عنوان مقاله [English]
Introduction: Thepoultry industry, as sub-sectors of the agricultural sector,isone of the economic activities as considered risky and play a significant role in the public life of our community. The poultry industryin Iran has a bilateral relationship with global markets because on the one hand is exporters of agriculture production and on the other hand is a major importer of inputs such a cornandsoybean. So in terms of high transactions volume, poultry industriesare influenced by international prices and volatilities. Crude oil is one of the most important commodities in the global economyand in Iran has a comparative advantage that is seen as a strategic resource. A significant portion of Iran's revenue is from oil exports account and crude oil price. Therefore, oil prices in the world is an important factor that affecting the ability of our import volume. Recent observations show that the volatility and uncertainty in oil prices are transmitted through exchange rate (USD America) to real economic markets, other markets, the exchanges and the domestic agricultural and food products markets. This articleseems clearly impressive after Iraq-USA war in 2002 and the Global Financial Crisis in 2005. So in this paper, we try to analysis correlation between oil prices, exchange rates and the price of poultry inputs for the two periods, before the Global Financial Crisis and Iraq-USA war (1995-2004) and after that (2005-2014).
Material and Method: Theperiods ofstudy are pre and after the Iraq-USA war and the Global Financial Crisis. Our monthly data collected from the Central Bank of Iran, Animal Support Company since 1995 to 2014. For the purpose of this paper, we used Vine Copula-MGARCH approaches. Before everything at first, we controlled the stationary and seasonal unitroots behavior in data with ADF,KPSS and HEGY stationary and seasonal tests.After that for analysis the correlation of prices, we used MGARCH models for modeling volatilities and collecting the residual of equations. Because of the limitation in linear correlation coefficients and the advantages of copulas for modeling and analysis correlation, we used copula approaches for this sector. At first, we modeledvolatilities with kind of MGARCH models such as CCC and DCC GARCHes and after that for collection pure residuals we must eliminate the past effect of each variable or in other means we can tell, using ARMA with MGARCHmodel can give us residuals that have not any effect of past behaviors in variables.

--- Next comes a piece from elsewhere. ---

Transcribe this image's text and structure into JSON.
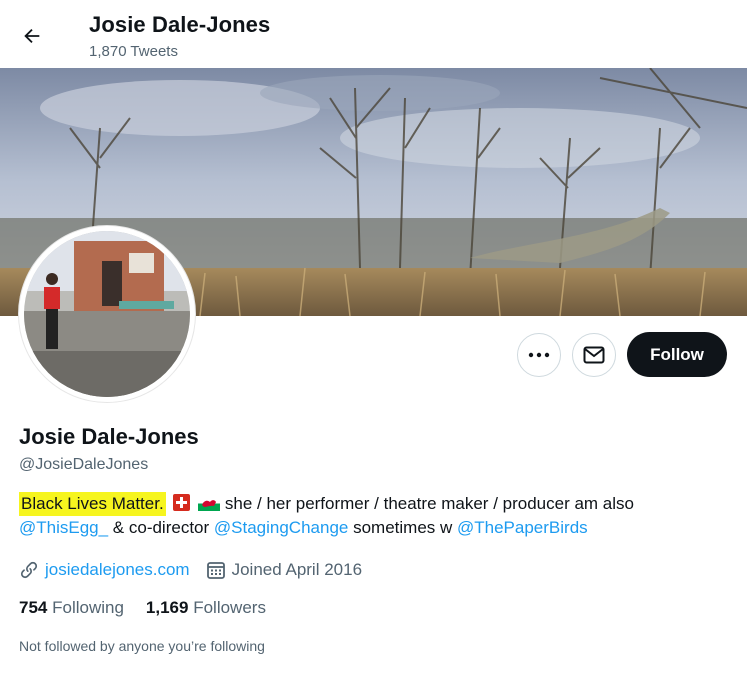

Results and Discussion: The results of the ADF unit-root test has indicatedthat all variables are not stationary and accumulated from the first stages. Similarly, the KPSS unit root test has shownsuch as ADF test results. Based on these tests our variables are not stationary and in two periods of study and the first stage of a difference,they are accumulated. Seasonal unit root test or "HEGY test" results also showed there arenot seasonal behaviors in two periods of variables. After these tests for modeling volatilities at first, we needed to detect ARCH behaviors in variables. Because of that, we controlled ARCH effect behaviors in variables and for this aim, we use an ARCH-LM test. Detecting ARCH behaviors help us to use the kind of MGARCH models for modeling volatilities. Our results indicate that CCC and DCC models with ARMA model have flexibility for modeling. So after that examination, we have collected the residuals of equations and collected the residuals of each equationin ARIMA-CCC-MGARCH model. We calculated the correlation of oil price, exchange rate and input prices with kind of Vine-Copulas. Results of R-Vine, C-Vine and D-Vine models indicated that the correlation between oil price and exchange rate are different in two periods, as the positive correlation of oil and exchange rate, in the first period, change to a negative correlation in the second periods. Correlation of oil price and input pricesin second time are more than beforethe crisis. Clarke and Voung tests for choosing Vine models indicate that R-Vine models for after and before period are the best.
Conclusions: Based on R-Vine models our results indicated that correlation between oil price and input prices are more than before the crisis and this is not a suitable situation for Iran's industries. At last, we offer that, using oil incomes forincreased infrastructures of input productions it may be better than importing inputs.